Thunderbird graduate steps out of comfort zone to gain life experience
Sakhi Solanki knew she would learn a lot when she started her MGM program but didn't anticipate how much extra life experience she would gain
Sakhi Solanki was born and raised in Ahmedabad, India. Before attending Thunderbird School of Global Management at Arizona State University, she earned her bachelor's degree in computer engineering. While working toward her degree, she had already developed an innovative android sales analysis tool that enables small businesses to use business intelligence tools.
After researching different master's programs and speaking with T-bird alumni, she chose to attend Thunderbird because she felt it fit perfectly with her professional goals.
"Professionally, I was fascinated by the emphasis given on analytics, big data and artificial intelligence technologies, as they are the need of the hour," Solanki said. "I expected to learn a lot when I started my master's program, but I didn't anticipate how much extra life experience I would gain."
Solanki will graduate with a Master of Global Management with a concentration in global digital transformation.
"You gain so much more from Thunderbird than just a degree," Solanki explained. "I learned from people from different backgrounds. I learned professional and personal skills. I refined my time management skills, grew out of my comfort zone, participated in school activities and planned various events. These organizational skills and professional learning have made me a well-rounded person."
After graduation, she hopes to work as a marketing analyst, but she is also open to working in data analysis and consulting. She feels that her background and skills gained during her master's program have prepared her to work in any of these fields.
Solanki is motivated by making her family proud and truly wants to be excellent in whatever she does. She works extremely hard to make the most of her Thunderbird journey. Her advice for future T-birds is, "Open up and get out of your comfort zone. Try to meet as many people as possible, talk to them and be genuine in your conversations and you will make friends for a lifetime — and you may even meet your next business partner here (at Thunderbird).”
Question: What do you love about being a T-bird?
Answer: Being a T-bird has been an incredible journey. The best part is the people you meet from all over the world, with different cultures, ages and professions. You learn not just in the classrooms but outside as well. You will experience other cultures, which I probably would not have experienced anywhere else.
Q: Which professor taught you the most important lesson while at Thunderbird?
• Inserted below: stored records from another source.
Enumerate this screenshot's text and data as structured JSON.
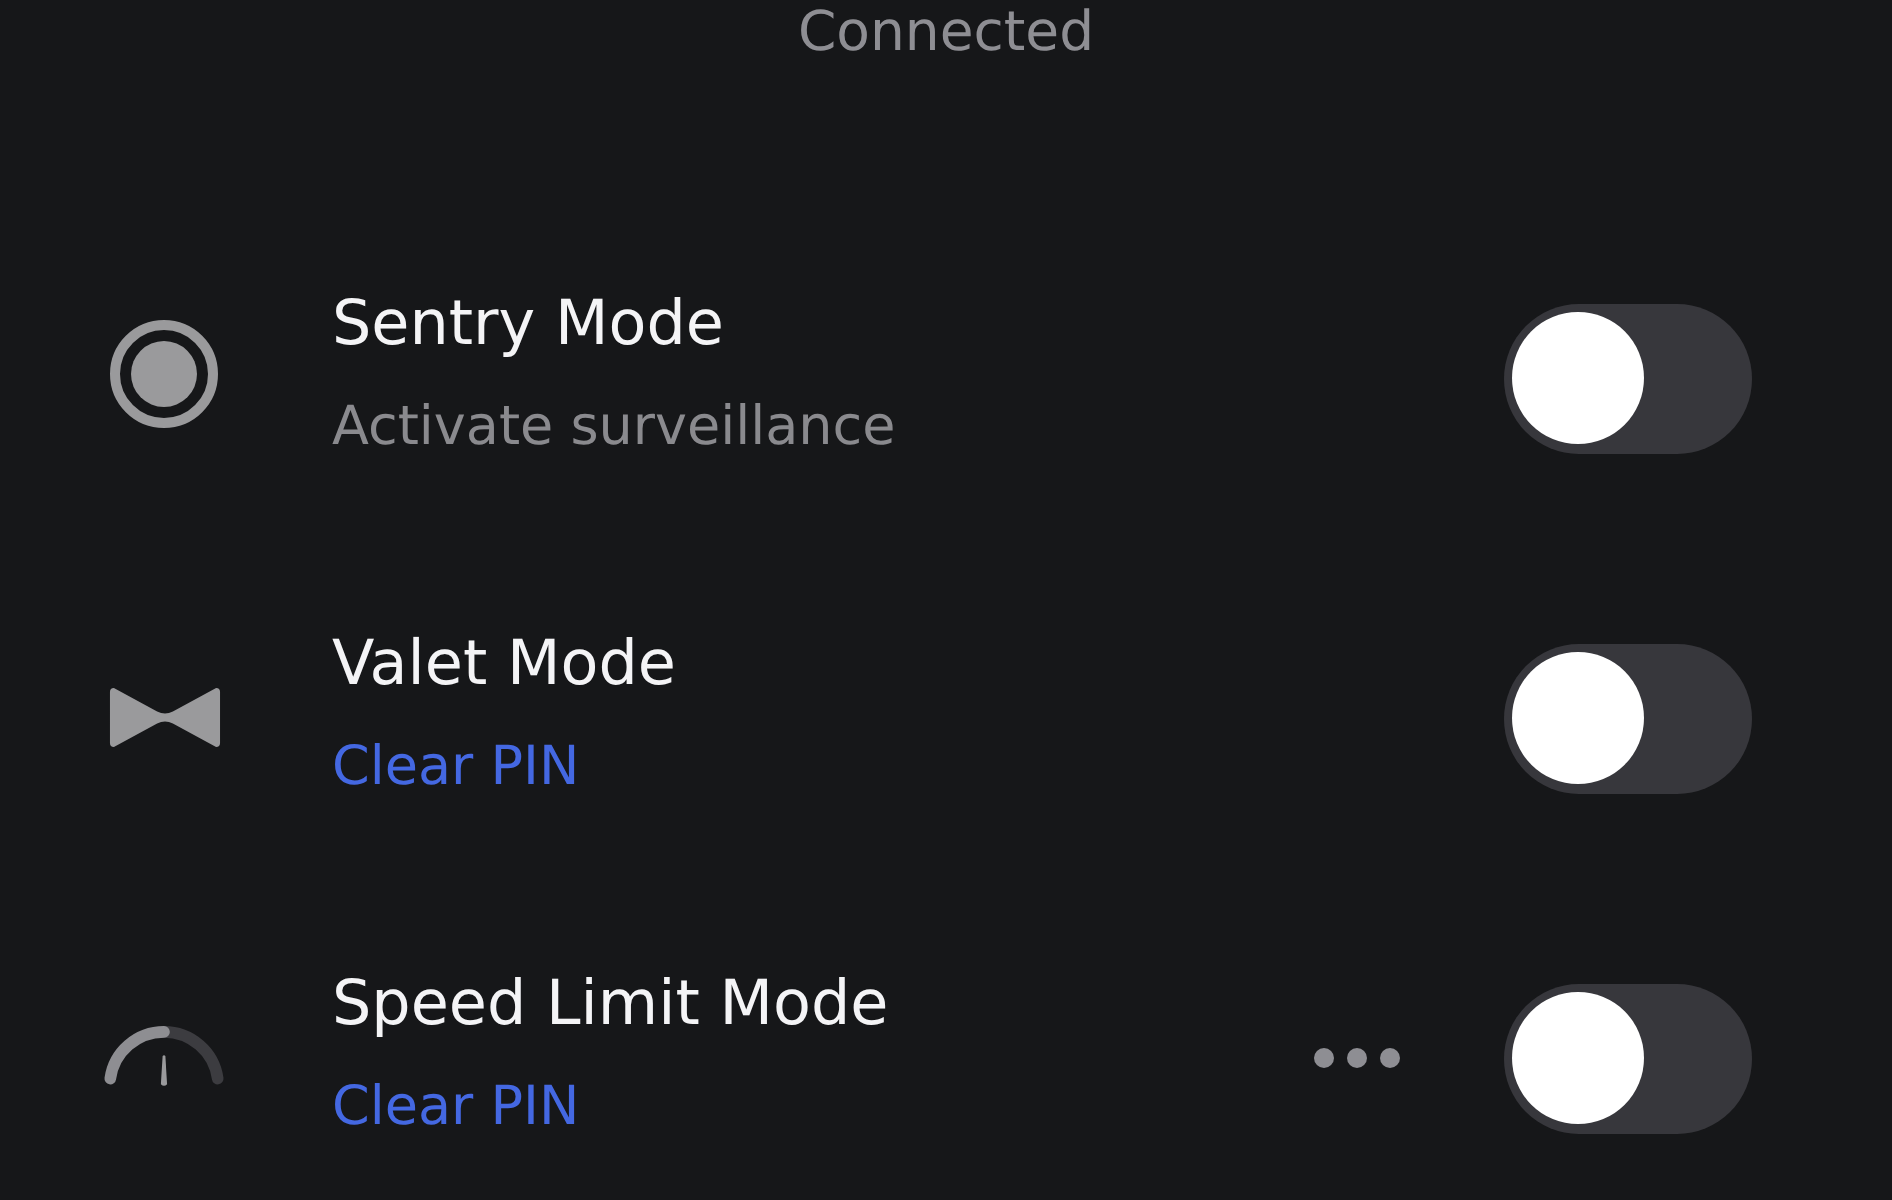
{
  "status": "Connected",
  "settings": [
    {
      "title": "Sentry Mode",
      "subtitle": {
        "kind": "text",
        "text": "Activate surveillance"
      },
      "menu": false,
      "on": false
    },
    {
      "title": "Valet Mode",
      "subtitle": {
        "kind": "link",
        "text": "Clear PIN"
      },
      "menu": false,
      "on": false
    },
    {
      "title": "Speed Limit Mode",
      "subtitle": {
        "kind": "link",
        "text": "Clear PIN"
      },
      "menu": true,
      "on": false
    }
  ]
}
A: I learned corporate strategy and global strategy from Professor Kannan Ramaswamy, which was an exceptional experience. I learned how global multinational firms create value. I learned about competitive advantage and its sources in emerging and developed markets and how organizations tackle the complexities of being an international corporation. This class taught me that strategic decisions are ingrained in every business unit and that no unit functions as a separate entity.
Q: What would you tackle if someone gave you $40 million to solve one problem on our planet?
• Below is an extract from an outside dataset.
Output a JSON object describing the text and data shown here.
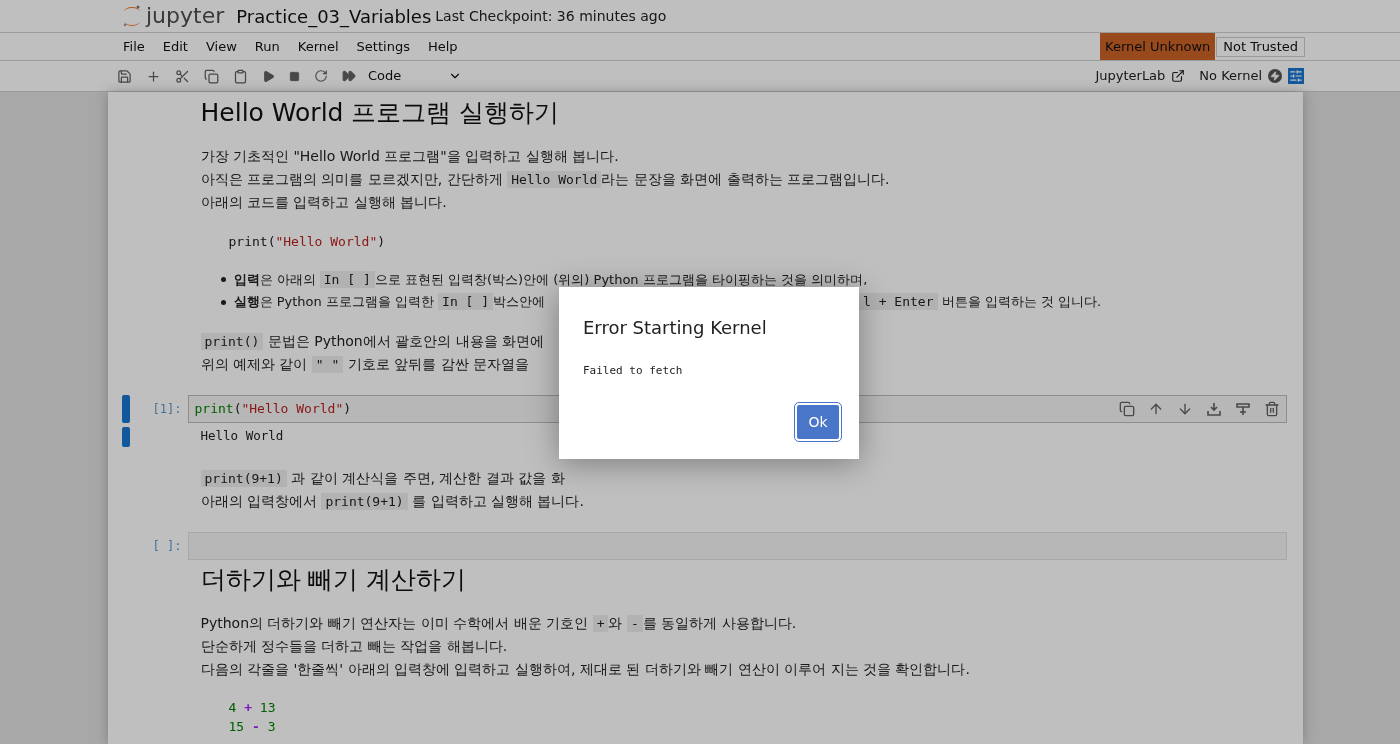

A: If I was given $40 million to solve one problem, I would try to solve the food and water insecurity problem. Millions of children are impacted and have malnutrition because of this problem. And the number has been rising and has been severely impacted by the pandemic.
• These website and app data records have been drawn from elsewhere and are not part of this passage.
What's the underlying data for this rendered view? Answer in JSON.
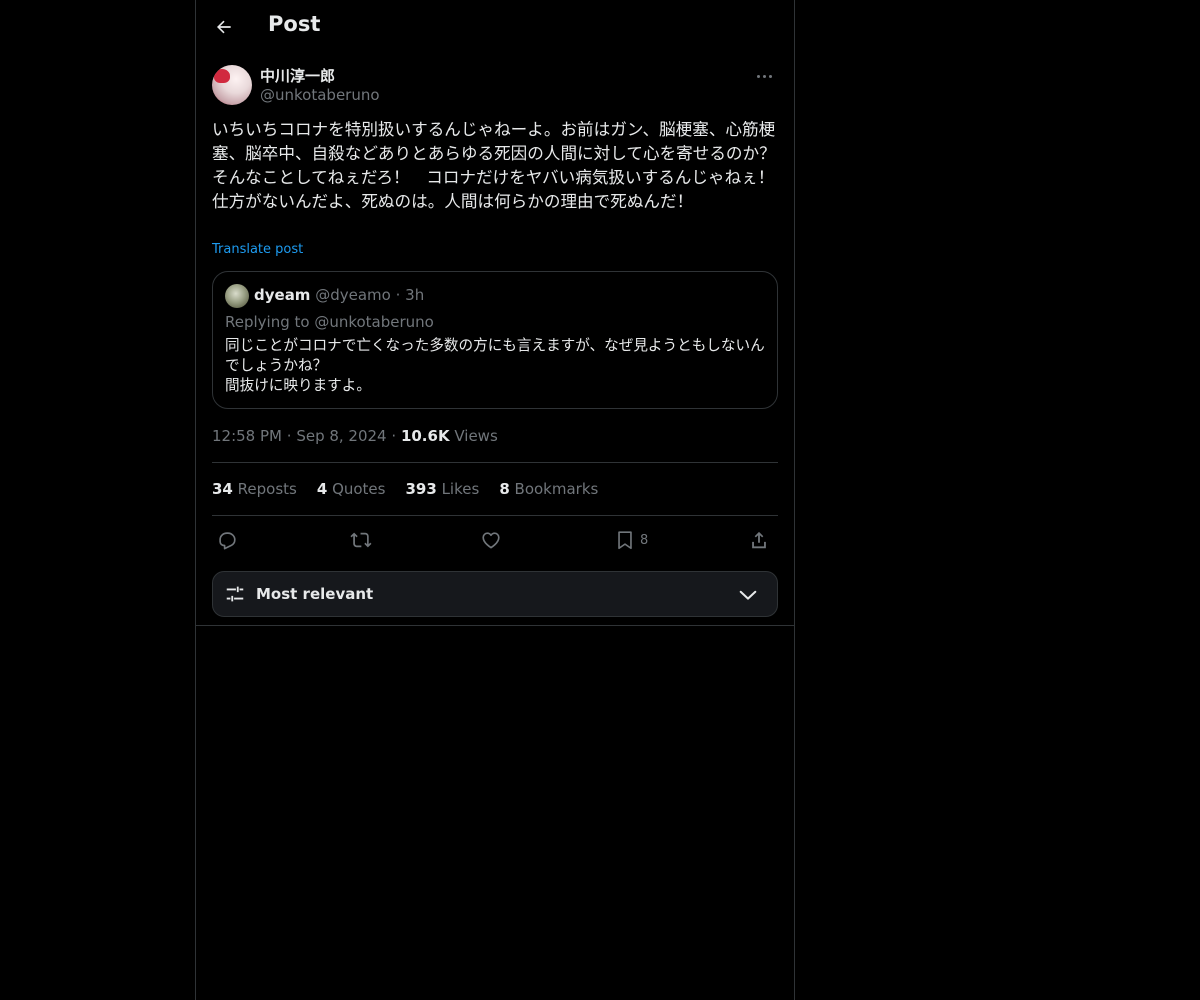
{
  "header": {
    "title": "Post"
  },
  "post": {
    "author_name": "中川淳一郎",
    "author_handle": "@unkotaberuno",
    "text": "いちいちコロナを特別扱いするんじゃねーよ。お前はガン、脳梗塞、心筋梗塞、脳卒中、自殺などありとあらゆる死因の人間に対して心を寄せるのか？　そんなことしてねぇだろ！　コロナだけをヤバい病気扱いするんじゃねぇ！　仕方がないんだよ、死ぬのは。人間は何らかの理由で死ぬんだ！",
    "translate_label": "Translate post",
    "time": "12:58 PM",
    "date": "Sep 8, 2024",
    "views_count": "10.6K",
    "views_label": "Views"
  },
  "quote": {
    "name": "dyeam",
    "handle": "@dyeamo",
    "time": "3h",
    "replying_to": "Replying to @unkotaberuno",
    "text": "同じことがコロナで亡くなった多数の方にも言えますが、なぜ見ようともしないんでしょうかね？\n間抜けに映りますよ。"
  },
  "stats": [
    {
      "count": "34",
      "label": "Reposts"
    },
    {
      "count": "4",
      "label": "Quotes"
    },
    {
      "count": "393",
      "label": "Likes"
    },
    {
      "count": "8",
      "label": "Bookmarks"
    }
  ],
  "actions": {
    "bookmark_count": "8",
    "icons": [
      "reply-icon",
      "repost-icon",
      "like-icon",
      "bookmark-icon",
      "share-icon"
    ]
  },
  "sort": {
    "label": "Most relevant"
  },
  "colors": {
    "background": "#000000",
    "text": "#e7e9ea",
    "muted": "#71767b",
    "link": "#1d9bf0",
    "border": "#2f3336"
  }
}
Q: For what in your life do you feel most grateful?
A: I feel most grateful for my family and friends. Their constant support and love have made me the person I am today. I couldn't have done this without them. So, from the bottom of my heart, I am thankful for all of them!